◆ **What to do**
Across the following data, state how many lines include the word "JSON". Provide the number alone.

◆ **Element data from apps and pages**
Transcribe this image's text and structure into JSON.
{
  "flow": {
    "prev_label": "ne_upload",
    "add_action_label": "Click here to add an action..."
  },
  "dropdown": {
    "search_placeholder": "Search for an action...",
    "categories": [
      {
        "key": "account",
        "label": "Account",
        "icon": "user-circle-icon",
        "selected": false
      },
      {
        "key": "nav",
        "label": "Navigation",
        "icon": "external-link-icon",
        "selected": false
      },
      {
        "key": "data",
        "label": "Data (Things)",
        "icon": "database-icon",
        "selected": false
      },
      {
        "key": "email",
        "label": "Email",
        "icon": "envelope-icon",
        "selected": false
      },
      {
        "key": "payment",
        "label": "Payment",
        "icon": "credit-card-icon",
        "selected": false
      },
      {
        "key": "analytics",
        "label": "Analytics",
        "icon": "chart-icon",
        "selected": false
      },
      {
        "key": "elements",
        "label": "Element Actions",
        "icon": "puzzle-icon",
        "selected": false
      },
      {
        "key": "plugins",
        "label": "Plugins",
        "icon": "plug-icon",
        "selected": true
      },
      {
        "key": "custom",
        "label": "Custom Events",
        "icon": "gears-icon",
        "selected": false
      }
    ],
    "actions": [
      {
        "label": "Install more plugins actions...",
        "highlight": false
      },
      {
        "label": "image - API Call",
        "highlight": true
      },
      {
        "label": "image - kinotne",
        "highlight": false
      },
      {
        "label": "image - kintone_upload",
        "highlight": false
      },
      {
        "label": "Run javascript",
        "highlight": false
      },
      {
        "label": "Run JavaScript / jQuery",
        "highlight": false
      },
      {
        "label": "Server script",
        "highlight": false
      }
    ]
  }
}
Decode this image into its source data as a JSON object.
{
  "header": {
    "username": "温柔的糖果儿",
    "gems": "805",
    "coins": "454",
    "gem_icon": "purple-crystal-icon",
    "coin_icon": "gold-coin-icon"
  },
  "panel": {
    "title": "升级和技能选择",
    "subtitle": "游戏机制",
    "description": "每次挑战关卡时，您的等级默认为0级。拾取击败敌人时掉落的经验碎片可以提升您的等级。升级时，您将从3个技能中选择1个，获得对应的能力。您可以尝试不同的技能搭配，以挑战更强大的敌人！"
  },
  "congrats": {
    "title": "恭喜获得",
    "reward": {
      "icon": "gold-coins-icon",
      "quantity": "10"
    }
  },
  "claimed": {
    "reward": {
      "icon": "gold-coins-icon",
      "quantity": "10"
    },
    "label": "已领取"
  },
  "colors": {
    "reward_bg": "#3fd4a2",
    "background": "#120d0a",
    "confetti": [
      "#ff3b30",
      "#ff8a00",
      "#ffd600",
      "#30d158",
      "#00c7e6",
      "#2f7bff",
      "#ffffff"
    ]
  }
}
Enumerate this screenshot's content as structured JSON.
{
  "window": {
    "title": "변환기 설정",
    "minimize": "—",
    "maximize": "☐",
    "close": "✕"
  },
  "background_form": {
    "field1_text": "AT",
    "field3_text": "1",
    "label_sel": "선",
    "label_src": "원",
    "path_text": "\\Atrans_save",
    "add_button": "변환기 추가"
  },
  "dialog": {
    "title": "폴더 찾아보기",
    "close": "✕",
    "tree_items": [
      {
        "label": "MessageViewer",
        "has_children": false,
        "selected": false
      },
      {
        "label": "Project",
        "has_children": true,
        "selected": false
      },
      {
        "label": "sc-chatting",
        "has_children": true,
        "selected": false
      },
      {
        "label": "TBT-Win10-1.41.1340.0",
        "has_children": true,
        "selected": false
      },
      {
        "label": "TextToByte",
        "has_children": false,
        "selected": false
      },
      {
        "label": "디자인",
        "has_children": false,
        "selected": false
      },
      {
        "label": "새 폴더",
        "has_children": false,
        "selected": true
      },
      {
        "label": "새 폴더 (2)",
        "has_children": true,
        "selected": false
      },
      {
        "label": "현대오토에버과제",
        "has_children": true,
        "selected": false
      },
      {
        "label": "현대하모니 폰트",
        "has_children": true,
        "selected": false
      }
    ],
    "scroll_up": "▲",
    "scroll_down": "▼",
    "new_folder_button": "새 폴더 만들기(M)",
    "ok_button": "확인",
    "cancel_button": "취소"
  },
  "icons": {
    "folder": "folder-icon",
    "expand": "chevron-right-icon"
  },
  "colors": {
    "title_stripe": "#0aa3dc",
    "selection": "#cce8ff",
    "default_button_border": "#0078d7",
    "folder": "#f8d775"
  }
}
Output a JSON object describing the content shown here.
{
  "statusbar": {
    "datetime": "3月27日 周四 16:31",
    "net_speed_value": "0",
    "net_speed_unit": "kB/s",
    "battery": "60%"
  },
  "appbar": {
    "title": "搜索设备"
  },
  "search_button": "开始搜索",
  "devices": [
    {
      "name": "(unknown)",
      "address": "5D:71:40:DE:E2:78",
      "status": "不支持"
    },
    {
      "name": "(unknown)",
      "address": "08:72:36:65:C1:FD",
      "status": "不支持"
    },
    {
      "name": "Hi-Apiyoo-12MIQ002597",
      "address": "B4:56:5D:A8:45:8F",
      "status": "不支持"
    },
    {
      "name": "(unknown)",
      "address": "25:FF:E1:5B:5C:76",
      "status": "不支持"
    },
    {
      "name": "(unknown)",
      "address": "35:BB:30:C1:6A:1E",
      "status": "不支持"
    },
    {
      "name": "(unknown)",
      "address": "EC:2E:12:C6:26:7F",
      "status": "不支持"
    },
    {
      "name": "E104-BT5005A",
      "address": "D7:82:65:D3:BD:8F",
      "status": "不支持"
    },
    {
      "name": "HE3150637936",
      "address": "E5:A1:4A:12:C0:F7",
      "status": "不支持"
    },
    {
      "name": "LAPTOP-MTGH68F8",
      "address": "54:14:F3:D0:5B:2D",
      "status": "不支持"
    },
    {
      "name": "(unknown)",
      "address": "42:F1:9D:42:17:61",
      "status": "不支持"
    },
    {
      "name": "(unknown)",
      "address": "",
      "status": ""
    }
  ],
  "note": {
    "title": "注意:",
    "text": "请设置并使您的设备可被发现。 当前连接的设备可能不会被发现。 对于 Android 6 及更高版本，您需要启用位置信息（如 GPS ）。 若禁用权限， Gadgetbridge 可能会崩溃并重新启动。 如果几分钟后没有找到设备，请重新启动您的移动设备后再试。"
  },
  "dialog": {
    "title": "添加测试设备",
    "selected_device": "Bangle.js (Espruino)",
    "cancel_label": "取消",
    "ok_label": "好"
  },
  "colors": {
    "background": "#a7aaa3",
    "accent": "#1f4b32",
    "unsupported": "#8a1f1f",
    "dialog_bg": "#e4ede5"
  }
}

◆ **Problem solution**
4